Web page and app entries
####################

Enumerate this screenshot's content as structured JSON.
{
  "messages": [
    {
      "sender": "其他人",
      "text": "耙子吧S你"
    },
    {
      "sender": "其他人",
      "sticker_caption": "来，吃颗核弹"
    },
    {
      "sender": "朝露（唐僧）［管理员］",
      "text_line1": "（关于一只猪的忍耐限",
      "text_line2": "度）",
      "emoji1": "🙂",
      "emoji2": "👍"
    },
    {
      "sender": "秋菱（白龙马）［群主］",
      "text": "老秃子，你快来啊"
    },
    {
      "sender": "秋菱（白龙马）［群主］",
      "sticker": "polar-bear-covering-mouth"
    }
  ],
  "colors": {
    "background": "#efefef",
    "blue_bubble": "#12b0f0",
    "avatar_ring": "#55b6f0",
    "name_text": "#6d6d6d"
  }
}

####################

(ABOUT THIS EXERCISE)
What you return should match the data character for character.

(EXERCISE ANSWER)
Enumerate this screenshot's content as structured JSON.
{
  "messages": [
    {
      "sender": "其他人",
      "text": "耙子吧S你"
    },
    {
      "sender": "其他人",
      "sticker_caption": "来，吃颗核弹"
    },
    {
      "sender": "朝露（唐僧）［管理员］",
      "text_line1": "（关于一只猪的忍耐限",
      "text_line2": "度）",
      "emoji1": "🙂",
      "emoji2": "👍"
    },
    {
      "sender": "秋菱（白龙马）［群主］",
      "text": "老秃子，你快来啊"
    },
    {
      "sender": "秋菱（白龙马）［群主］",
      "sticker": "polar-bear-covering-mouth"
    }
  ],
  "colors": {
    "background": "#efefef",
    "blue_bubble": "#12b0f0",
    "avatar_ring": "#55b6f0",
    "name_text": "#6d6d6d"
  }
}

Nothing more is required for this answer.